Tensions over how to pursue gun control emerged into public view last month when Senate President Pro Tem Kevin de León, D-Los Angeles, sent Newsom a letter warning the lieutenant governor’s ballot measure restricting ammunition purchases amounted to an “all-or-nothing strategy.” The letter said Newsom’s measure would “provide aid to gun-control opponents by giving cover to reluctant legislators who would rather side-step this important issue in lieu of a ballot initiative.”
Similarly, some Democratic officials and campaign consultants worry that a gun control measure on the ballot will drive Republican turnout by galvanizing conservative voters.

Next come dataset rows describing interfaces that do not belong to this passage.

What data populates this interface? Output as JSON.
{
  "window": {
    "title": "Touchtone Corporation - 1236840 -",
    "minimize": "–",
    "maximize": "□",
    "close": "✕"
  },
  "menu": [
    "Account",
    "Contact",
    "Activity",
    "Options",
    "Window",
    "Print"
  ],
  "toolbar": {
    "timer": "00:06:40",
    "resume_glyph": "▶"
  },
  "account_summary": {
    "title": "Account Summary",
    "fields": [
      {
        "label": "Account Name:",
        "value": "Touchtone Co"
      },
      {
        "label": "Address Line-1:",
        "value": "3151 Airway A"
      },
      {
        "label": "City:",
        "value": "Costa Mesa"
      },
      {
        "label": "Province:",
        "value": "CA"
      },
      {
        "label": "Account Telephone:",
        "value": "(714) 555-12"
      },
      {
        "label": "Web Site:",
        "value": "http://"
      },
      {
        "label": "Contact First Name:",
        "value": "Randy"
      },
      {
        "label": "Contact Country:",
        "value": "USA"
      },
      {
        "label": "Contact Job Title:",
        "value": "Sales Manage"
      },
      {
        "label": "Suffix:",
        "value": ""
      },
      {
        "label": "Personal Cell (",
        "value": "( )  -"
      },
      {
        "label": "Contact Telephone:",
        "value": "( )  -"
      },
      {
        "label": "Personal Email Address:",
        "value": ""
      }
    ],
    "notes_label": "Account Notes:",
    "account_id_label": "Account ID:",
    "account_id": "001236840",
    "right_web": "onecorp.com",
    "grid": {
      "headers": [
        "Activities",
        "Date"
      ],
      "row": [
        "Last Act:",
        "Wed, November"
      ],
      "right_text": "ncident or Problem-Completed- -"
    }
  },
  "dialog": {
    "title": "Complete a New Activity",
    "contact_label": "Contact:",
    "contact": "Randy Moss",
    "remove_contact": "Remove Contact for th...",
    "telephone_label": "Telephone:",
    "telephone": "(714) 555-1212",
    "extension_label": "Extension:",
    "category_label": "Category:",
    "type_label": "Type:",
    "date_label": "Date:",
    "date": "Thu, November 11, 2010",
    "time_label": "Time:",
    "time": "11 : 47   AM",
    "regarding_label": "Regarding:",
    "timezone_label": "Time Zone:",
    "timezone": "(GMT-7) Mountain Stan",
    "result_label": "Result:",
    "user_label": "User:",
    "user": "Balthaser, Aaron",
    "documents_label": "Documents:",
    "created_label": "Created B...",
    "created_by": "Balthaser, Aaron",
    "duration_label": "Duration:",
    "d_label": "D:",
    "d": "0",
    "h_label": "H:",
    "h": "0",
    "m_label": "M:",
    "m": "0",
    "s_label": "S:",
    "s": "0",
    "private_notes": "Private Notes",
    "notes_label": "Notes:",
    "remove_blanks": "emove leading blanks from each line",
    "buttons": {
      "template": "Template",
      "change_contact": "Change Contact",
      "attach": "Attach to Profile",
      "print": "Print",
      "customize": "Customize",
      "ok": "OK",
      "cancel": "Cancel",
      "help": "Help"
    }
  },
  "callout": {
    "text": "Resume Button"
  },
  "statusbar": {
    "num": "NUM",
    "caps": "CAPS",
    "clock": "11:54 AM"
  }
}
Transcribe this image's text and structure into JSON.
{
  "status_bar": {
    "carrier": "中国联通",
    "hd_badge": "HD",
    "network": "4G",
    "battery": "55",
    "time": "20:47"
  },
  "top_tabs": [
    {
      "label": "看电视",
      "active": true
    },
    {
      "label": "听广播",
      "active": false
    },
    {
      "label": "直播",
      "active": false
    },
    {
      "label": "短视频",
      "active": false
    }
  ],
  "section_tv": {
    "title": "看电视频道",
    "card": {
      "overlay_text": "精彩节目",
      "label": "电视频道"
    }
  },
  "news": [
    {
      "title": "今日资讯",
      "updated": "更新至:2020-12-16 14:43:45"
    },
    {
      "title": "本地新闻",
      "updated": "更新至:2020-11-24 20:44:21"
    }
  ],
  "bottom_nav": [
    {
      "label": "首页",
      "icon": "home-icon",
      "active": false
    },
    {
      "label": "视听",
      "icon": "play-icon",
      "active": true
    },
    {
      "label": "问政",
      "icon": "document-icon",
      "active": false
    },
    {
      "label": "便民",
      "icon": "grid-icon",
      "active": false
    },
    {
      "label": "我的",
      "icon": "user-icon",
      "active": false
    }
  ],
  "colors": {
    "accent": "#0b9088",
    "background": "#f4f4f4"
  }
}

During a press conference touting an Assembly gun control package, Assembly Speaker Anthony Rendon, D-Paramount, downplayed those concerns and said the lower house intends to press forward.
“As far as gun issues are concerned, our data shows that voters at the polls in November are more likely to reflect the views of (gun control advocates) then they are ardent gun owners,” Rendon said.
Bills promoted by Assembly Democrats include measures that would limit people to buying one long gun a month, expand the list of people who can get a restraining order barring gun ownership, broaden a ban on assault weapons and regulate components that can be used to build homemade guns.
Legislation introduced by state senators includes bills to regulate ammunition sales, to authorize research into gun violence and to outlaw so-called “bullet buttons” that allow for more rapid firing. Those bills are scheduled to be debated in the Senate on Thursday.
A spokesman for Newsom’s initiative argued that “that we need to fight for progress on every front” given the potency of the pro-gun lobby.
“The initiative contains some elements that have failed to make it through the Legislature, pieces the Legislature isn’t considering, and others that simply can’t be addressed legislatively...” spokesman Dan Newman said in an email. “It’s really beyond comparing apples and oranges –it’s more like apples and rutabagas.”